[Supplied material]
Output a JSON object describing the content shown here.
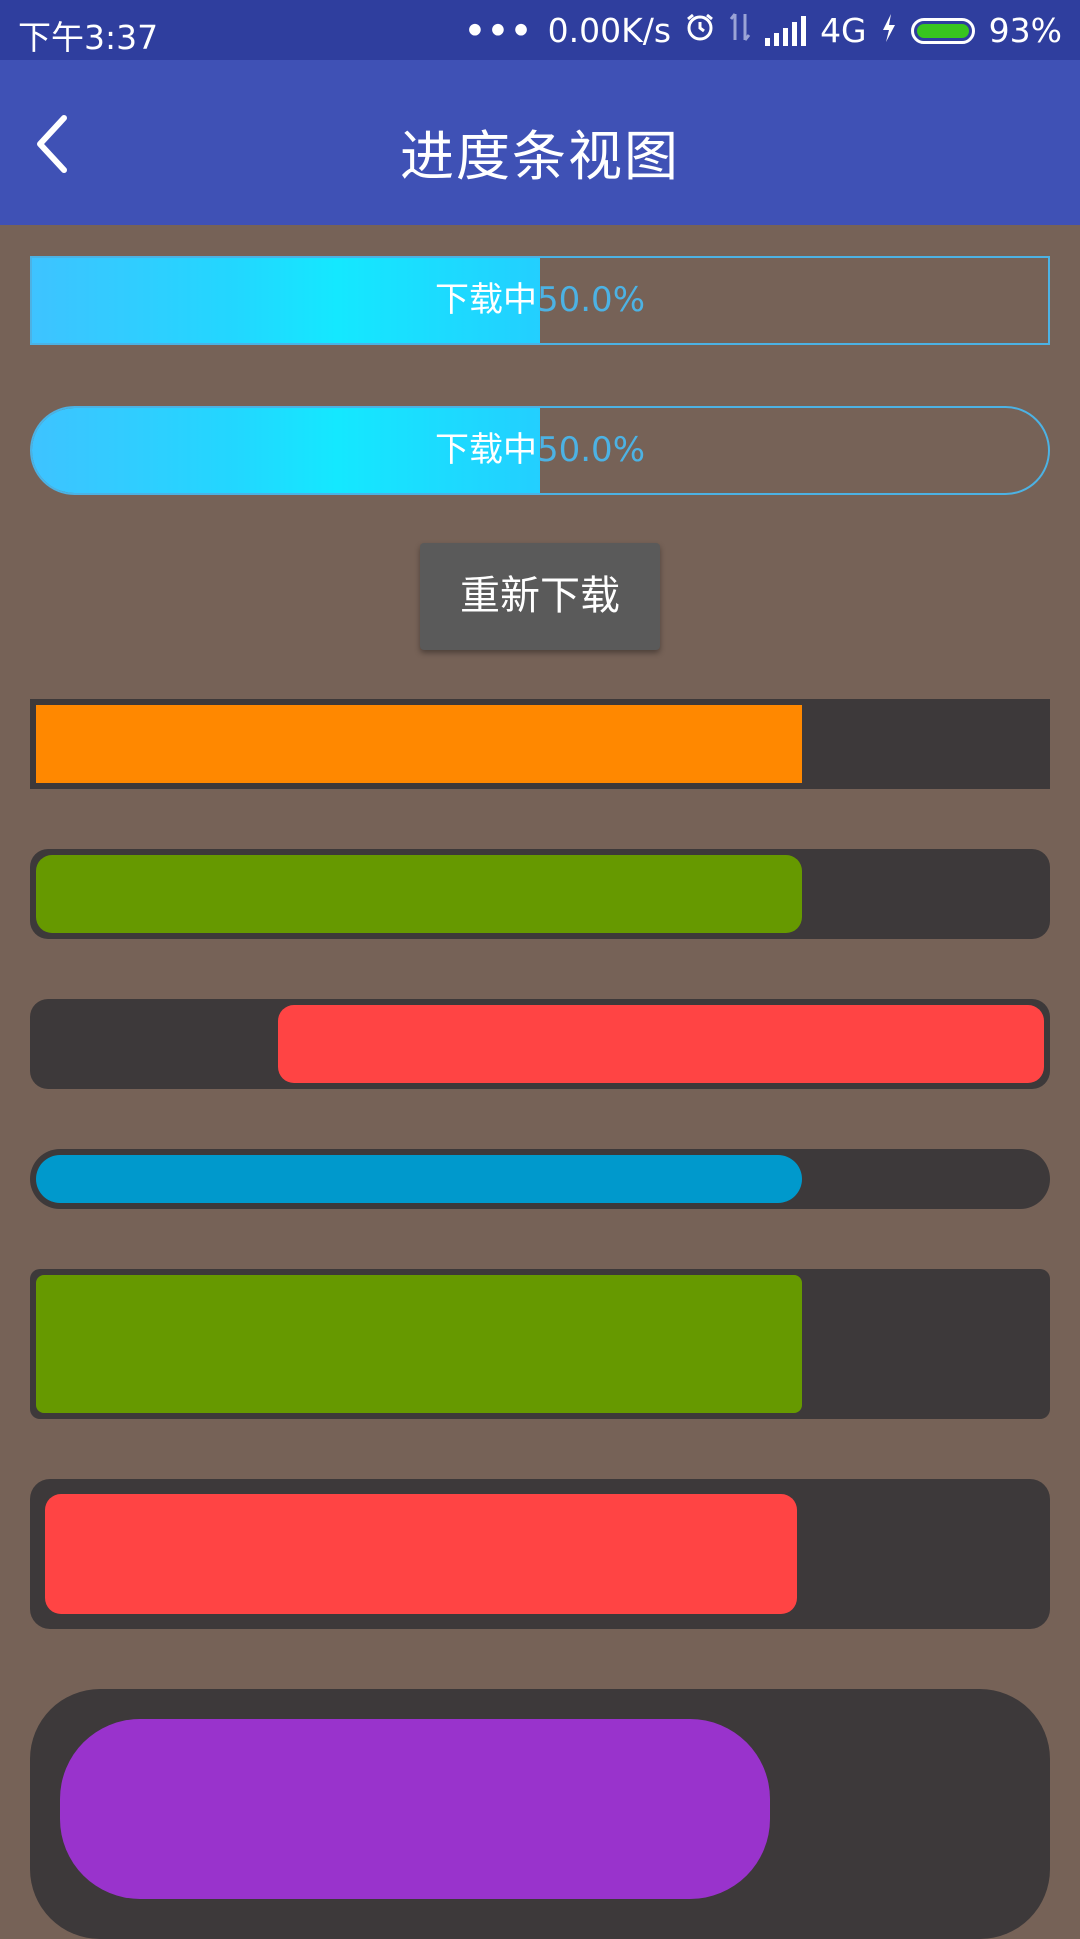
{
  "status_bar": {
    "time": "下午3:37",
    "network_speed": "0.00K/s",
    "network_type": "4G",
    "battery": "93%",
    "icons": [
      "more-dots-icon",
      "alarm-icon",
      "data-transfer-icon",
      "signal-icon",
      "charging-icon",
      "battery-icon"
    ]
  },
  "app_bar": {
    "title": "进度条视图",
    "back_icon": "chevron-left-icon"
  },
  "text_progress_bars": [
    {
      "prefix": "下载中",
      "percent": "50.0%",
      "progress": 0.5,
      "shape": "rect"
    },
    {
      "prefix": "下载中",
      "percent": "50.0%",
      "progress": 0.5,
      "shape": "rounded"
    }
  ],
  "redownload_button": {
    "label": "重新下载"
  },
  "progress_bars": [
    {
      "fill_color": "#ff8800",
      "track_color": "#3d393a",
      "progress": 0.76
    },
    {
      "fill_color": "#669900",
      "track_color": "#3d393a",
      "progress": 0.76
    },
    {
      "fill_color": "#ff4444",
      "track_color": "#3d393a",
      "progress": 0.76,
      "direction": "right-to-left"
    },
    {
      "fill_color": "#0099cc",
      "track_color": "#3d393a",
      "progress": 0.76
    },
    {
      "fill_color": "#669900",
      "track_color": "#3d393a",
      "progress": 0.76
    },
    {
      "fill_color": "#ff4444",
      "track_color": "#3d393a",
      "progress": 0.76
    },
    {
      "fill_color": "#9933cc",
      "track_color": "#3d393a",
      "progress": 0.74
    }
  ],
  "colors": {
    "background": "#766257",
    "status_bar": "#2f3e9e",
    "app_bar": "#3f51b5",
    "text_bar_accent": "#4cb2e4"
  }
}
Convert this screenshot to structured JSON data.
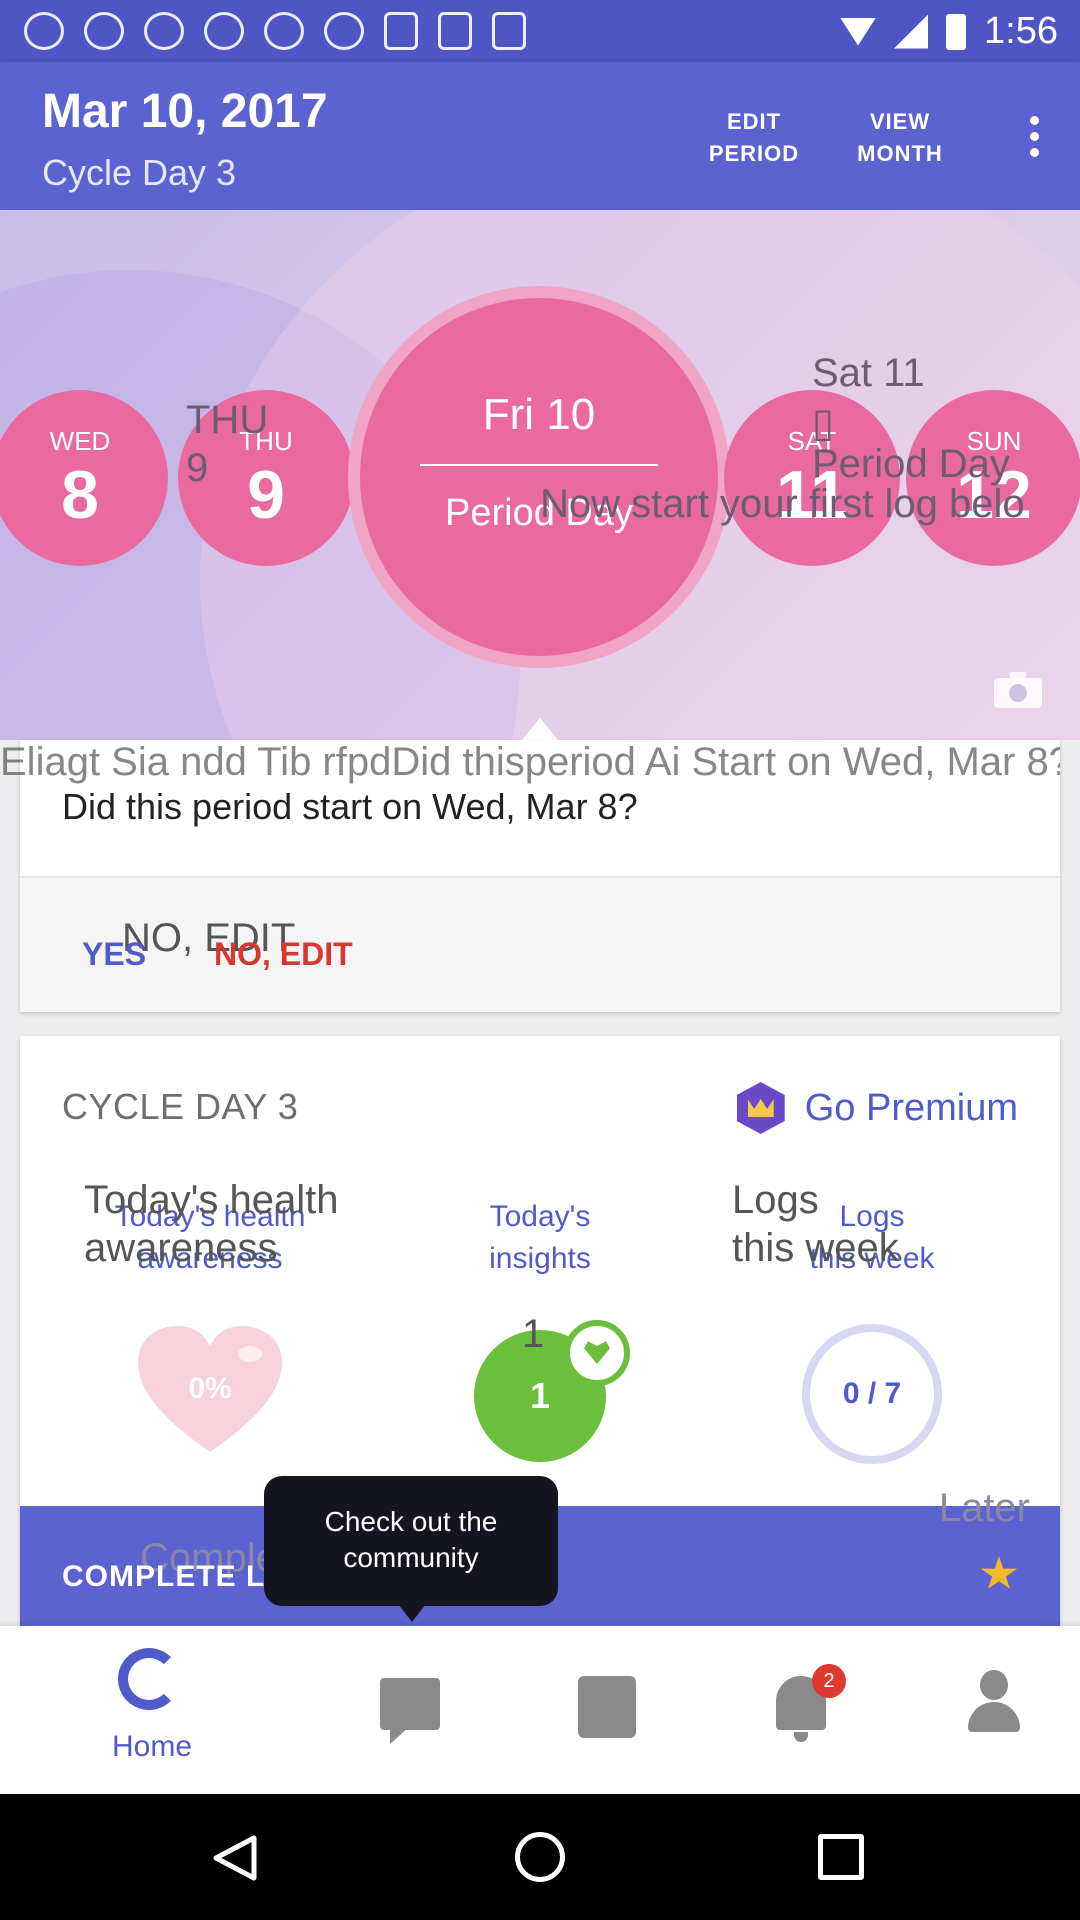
{
  "status_bar": {
    "time": "1:56"
  },
  "header": {
    "date": "Mar 10, 2017",
    "cycle_day": "Cycle Day 3",
    "edit_period": "EDIT\nPERIOD",
    "view_month": "VIEW\nMONTH"
  },
  "day_strip": {
    "days": [
      {
        "name": "WED",
        "num": "8"
      },
      {
        "name": "THU",
        "num": "9"
      },
      {
        "name": "SAT",
        "num": "11"
      },
      {
        "name": "SUN",
        "num": "12"
      }
    ],
    "selected": {
      "day": "Fri 10",
      "label": "Period Day"
    },
    "overlay": {
      "thu": "THU\n9",
      "sat": "Sat 11\n▯",
      "period_day": "Period Day",
      "log_hint": "Now start your first log belo"
    }
  },
  "period_card": {
    "question": "Did this period start on Wed, Mar 8?",
    "overlay": "Eliagt Sia ndd Tib rfpdDid thisperiod Ai Start on Wed, Mar 8?",
    "yes": "YES",
    "no_edit": "NO, EDIT",
    "no_edit_overlay": "NO, EDIT"
  },
  "cycle_card": {
    "title": "CYCLE DAY 3",
    "premium": "Go Premium",
    "stats": [
      {
        "label": "Today's health\nawareness",
        "overlay": "Today's health\nawareness",
        "value": "0%"
      },
      {
        "label": "Today's\ninsights",
        "value": "1",
        "overlay": "1"
      },
      {
        "label": "Logs\nthis week",
        "overlay": "Logs\nthis week",
        "value": "0 / 7"
      }
    ]
  },
  "complete_log": {
    "label": "COMPLETE LOG",
    "overlay": "Complete log",
    "later": "Later"
  },
  "tooltip": {
    "text": "Check out the\ncommunity"
  },
  "bottom_nav": {
    "home": "Home",
    "notification_count": "2"
  },
  "colors": {
    "primary": "#5a63d0",
    "pink": "#ea6aa0",
    "green": "#6cbf3d",
    "red": "#d6382e"
  }
}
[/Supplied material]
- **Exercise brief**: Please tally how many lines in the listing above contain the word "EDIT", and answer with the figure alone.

- **Solution**: 3